How can we go through Holy Week and not become sure beyond a shadow of a doubt that our God is mercy, that His countenance bears, not a scowl, but a tender and fatherly smile through the gospel and in Christ, crucified and now risen for sinners? We heard the Roman centurion, moved by the events of Good Friday, confess that He is the Son of God. We heard the thief on the cross beg Him for a place in Him kingdom and receive that beautiful answer, “I tell you the truth, today you will be with me in paradise.” What a Redeemer we have, who gives paradise to sinners, who forgives even the lifelong sinner in his last hour, unable to live even one day for Him in return, that is, not in this life! And that same Jesus has died and risen for more than the centurion and thief. He has died and risen for you. He is your Redeemer as well, and all the life and hope we hear about in this season is meant for you too.

Imagine being Peter for a moment. He’d denied His Lord, and for all we know, that was the last he’d seen of him. The rooster crowed, he looked into his Master’s sorrowful eyes, and fled, weeping bitterly. Imagine the guilt that weighed him down. And all he could do was wallow in it. Jesus was dead and buried. He couldn’t apologize. He couldn’t look into his Master’s eyes to scour them for a trace of forgiveness. No, all he could do was kick himself, weep, and huddle together with the other apostles, ashamed, confused, depressed.

But what do we hear as the women arrive at the tomb today? The women are told, “But go, tell his disciples and Peter that he is going before you to Galilee.” Did you notice it? “And Peter,” the young man adds. “Tell his disciples and Peter that he is going before you to Galilee.” Imagine Peter when the women reported the news. Surely he latched upon those words. Perhaps the women, aware of his grief, emphasized them or repeated them for him. Perhaps they even embraced him, knowing the hope those two words might bring: “And Peter.” Where before it seemed only despair could result, now there was a glimmer of light in the darkness. Peter didn’t know yet what to expect for sure, but he knew he was going to meet his Lord again. “There you will see him, just as he told you,” the women were told.

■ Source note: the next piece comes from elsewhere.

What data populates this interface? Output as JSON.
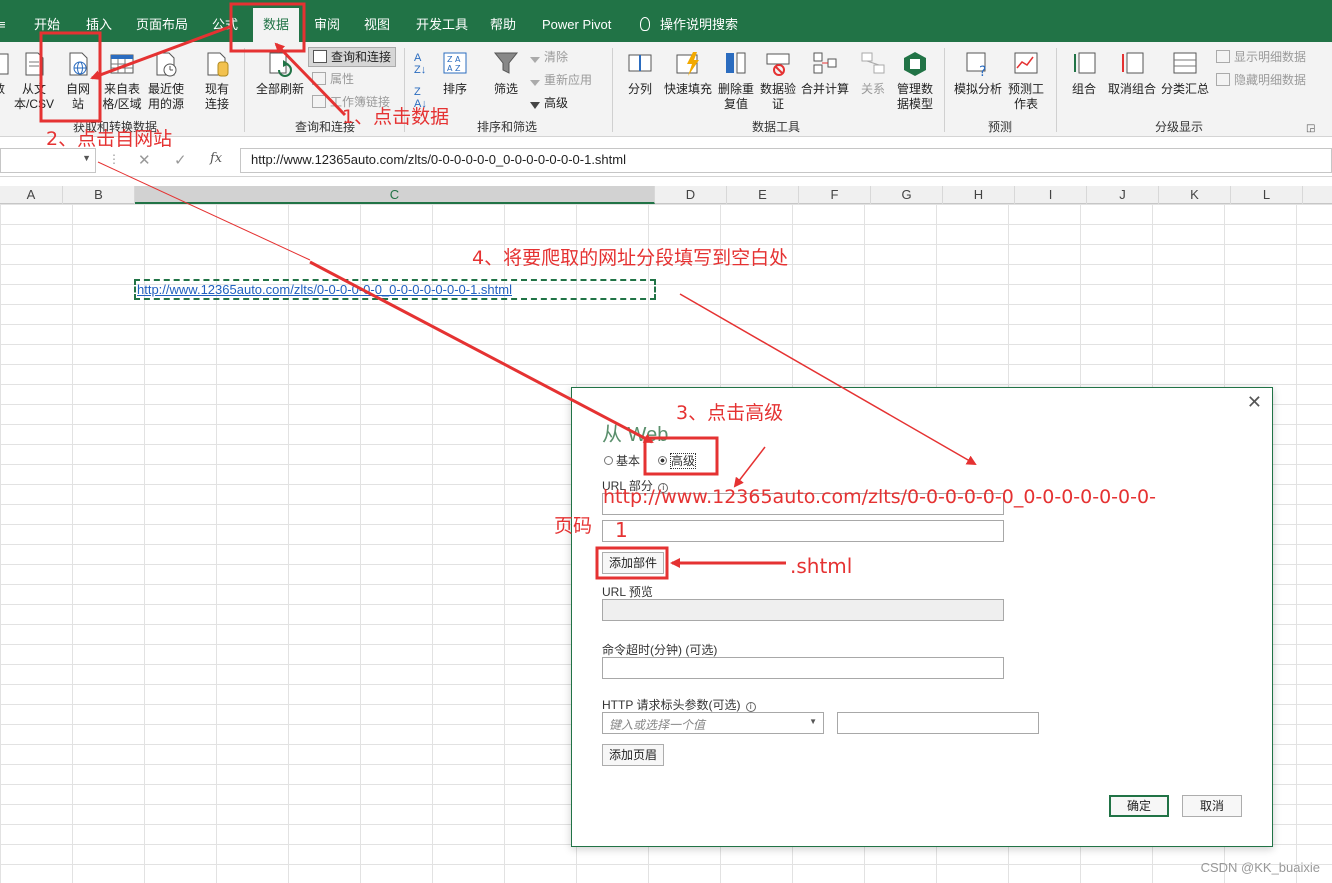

How appropriate that Mary Magdalene, out of whom the Lord had cast seven demons, who’d stood at the cross with the mother of our Lord and watched Him speak words of mercy and grace even as He languished toward death, should be the one to hear this news and to share it with Peter, sinner to sinner, restored sinner to a repentant sinner desperately yearning for restoration. And that is what the church is about. That is its foundation and calling. Forgiveness, proclaimed sinner to sinner, for Christ’s sake.

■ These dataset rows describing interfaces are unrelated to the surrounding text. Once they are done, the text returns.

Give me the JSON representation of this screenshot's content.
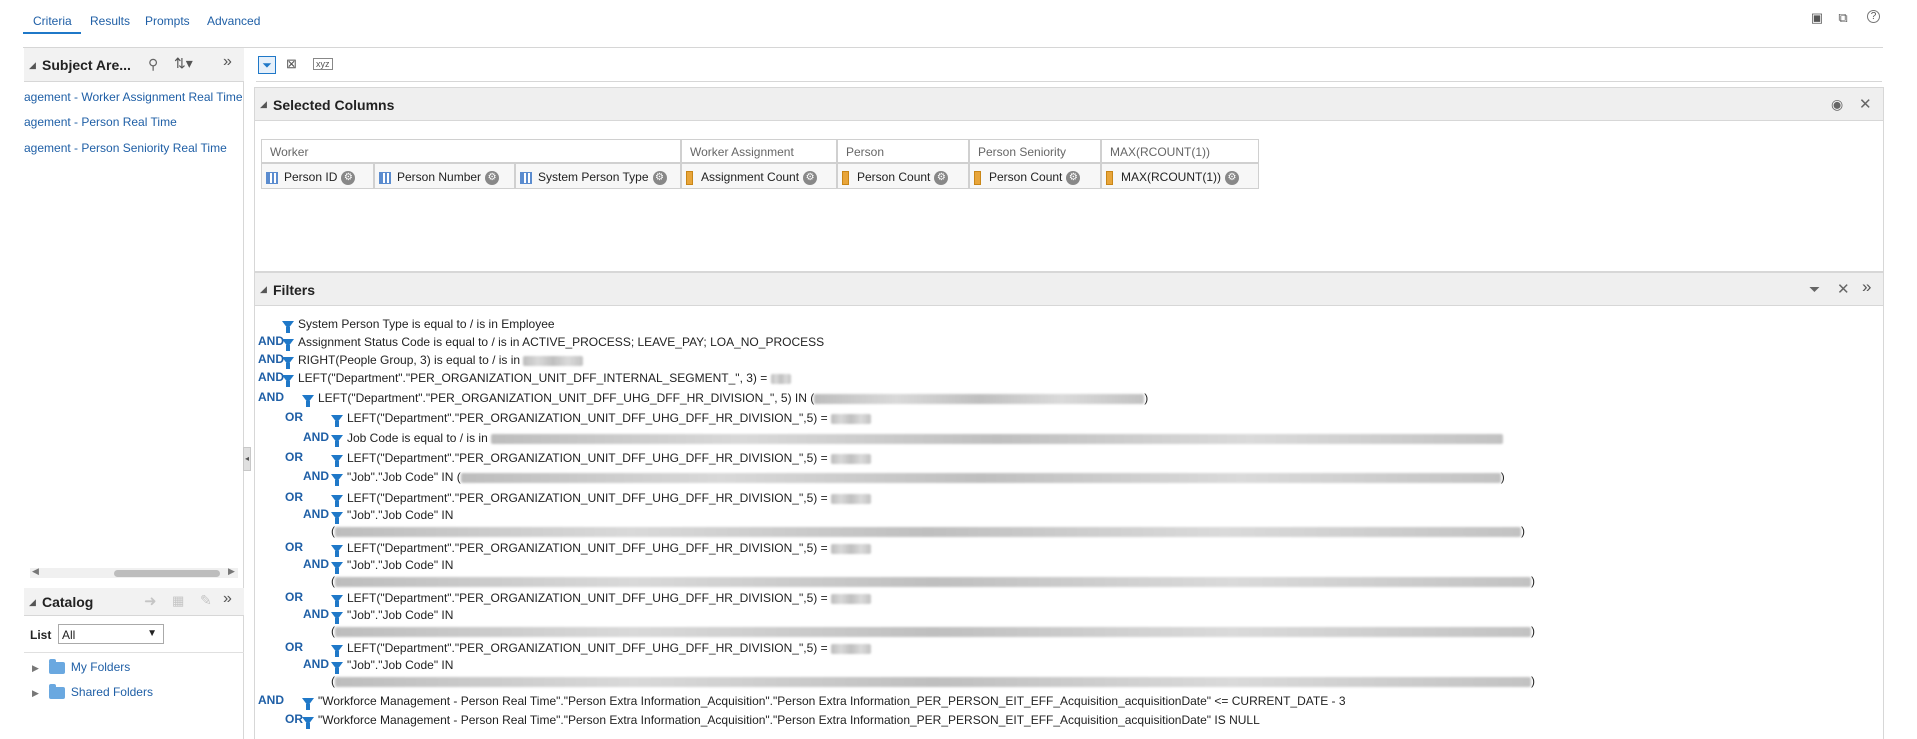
{
  "tabs": [
    "Criteria",
    "Results",
    "Prompts",
    "Advanced"
  ],
  "subject_area": {
    "title": "Subject Are...",
    "items": [
      "agement - Worker Assignment Real Time",
      "agement - Person Real Time",
      "agement - Person Seniority Real Time"
    ]
  },
  "catalog": {
    "title": "Catalog",
    "list_label": "List",
    "list_value": "All",
    "folders": [
      "My Folders",
      "Shared Folders"
    ]
  },
  "selected_columns": {
    "title": "Selected Columns",
    "groups": [
      {
        "name": "Worker",
        "columns": [
          "Person ID",
          "Person Number",
          "System Person Type"
        ]
      },
      {
        "name": "Worker Assignment",
        "columns": [
          "Assignment Count"
        ]
      },
      {
        "name": "Person",
        "columns": [
          "Person Count"
        ]
      },
      {
        "name": "Person Seniority",
        "columns": [
          "Person Count"
        ]
      },
      {
        "name": "MAX(RCOUNT(1))",
        "columns": [
          "MAX(RCOUNT(1))"
        ]
      }
    ]
  },
  "filters": {
    "title": "Filters",
    "rows": [
      {
        "op": "",
        "text": "System Person Type is equal to / is in  Employee"
      },
      {
        "op": "AND",
        "text": "Assignment Status Code is equal to / is in  ACTIVE_PROCESS; LEAVE_PAY; LOA_NO_PROCESS"
      },
      {
        "op": "AND",
        "text": "RIGHT(People Group, 3) is equal to / is in"
      },
      {
        "op": "AND",
        "text": "LEFT(\"Department\".\"PER_ORGANIZATION_UNIT_DFF_INTERNAL_SEGMENT_\", 3) ="
      },
      {
        "op": "AND",
        "text": "LEFT(\"Department\".\"PER_ORGANIZATION_UNIT_DFF_UHG_DFF_HR_DIVISION_\", 5) IN ("
      },
      {
        "op": "OR",
        "text": "LEFT(\"Department\".\"PER_ORGANIZATION_UNIT_DFF_UHG_DFF_HR_DIVISION_\",5) ="
      },
      {
        "op": "AND",
        "text": "Job Code is equal to / is in"
      },
      {
        "op": "OR",
        "text": "LEFT(\"Department\".\"PER_ORGANIZATION_UNIT_DFF_UHG_DFF_HR_DIVISION_\",5) ="
      },
      {
        "op": "AND",
        "text": "\"Job\".\"Job Code\" IN ("
      },
      {
        "op": "OR",
        "text": "LEFT(\"Department\".\"PER_ORGANIZATION_UNIT_DFF_UHG_DFF_HR_DIVISION_\",5) ="
      },
      {
        "op": "AND",
        "text": "\"Job\".\"Job Code\" IN"
      },
      {
        "op": "OR",
        "text": "LEFT(\"Department\".\"PER_ORGANIZATION_UNIT_DFF_UHG_DFF_HR_DIVISION_\",5) ="
      },
      {
        "op": "AND",
        "text": "\"Job\".\"Job Code\" IN"
      },
      {
        "op": "OR",
        "text": "LEFT(\"Department\".\"PER_ORGANIZATION_UNIT_DFF_UHG_DFF_HR_DIVISION_\",5) ="
      },
      {
        "op": "AND",
        "text": "\"Job\".\"Job Code\" IN"
      },
      {
        "op": "OR",
        "text": "LEFT(\"Department\".\"PER_ORGANIZATION_UNIT_DFF_UHG_DFF_HR_DIVISION_\",5) ="
      },
      {
        "op": "AND",
        "text": "\"Job\".\"Job Code\" IN"
      },
      {
        "op": "AND",
        "text": "\"Workforce Management - Person Real Time\".\"Person Extra Information_Acquisition\".\"Person Extra Information_PER_PERSON_EIT_EFF_Acquisition_acquisitionDate\" <= CURRENT_DATE - 3"
      },
      {
        "op": "OR",
        "text": "\"Workforce Management - Person Real Time\".\"Person Extra Information_Acquisition\".\"Person Extra Information_PER_PERSON_EIT_EFF_Acquisition_acquisitionDate\" IS NULL"
      }
    ]
  },
  "icons": {
    "save": "save-icon",
    "save_as": "save-as-icon",
    "help": "help-icon",
    "search": "search-icon",
    "sort": "sort-icon",
    "expand": "expand-icon",
    "filter": "filter-icon",
    "gear": "gear-icon",
    "folder": "folder-icon"
  },
  "colors": {
    "accent": "#1f78c8",
    "link": "#1f5fa6",
    "measure": "#e8a53a"
  }
}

On Friday, death swallowed Jesus whole, like the giant fish once swallowed Jonah. But today He’s burst its belly. Death lies in pieces. And that’s why St. Paul can taunt death in 1 Corinthians 15. That’s why we can rejoice in the face of death at funerals and even long for death when our suffering or sickness is great, while never taking it into our hands. Victory is ours. One drop of Christ’s holy blood is greater than all of the devil’s lies. One drop of His holy blood is more powerful than all the world’s sorrows. One drop of His holy blood guarantees more than all the works of men for all of human history. So great is our Lord who died, and now who has risen!

St. Paul writes, “Christ, our Passover lamb, has been sacrificed. Let us therefore celebrate the festival, not with the old leaven, the leaven of malice and evil, but with the unleavened bread of sincerity and truth.” My friends, there are two ways to live in this world: in the light of the resurrection or in the darkness of death, which is no life at all. Christ has come, Christ is risen for you to live. So live, because His resurrection is your justification. Live, because your sins have been buried in His tomb.

Christ is risen. He is risen indeed! And He is risen for you. Alleluia and amen!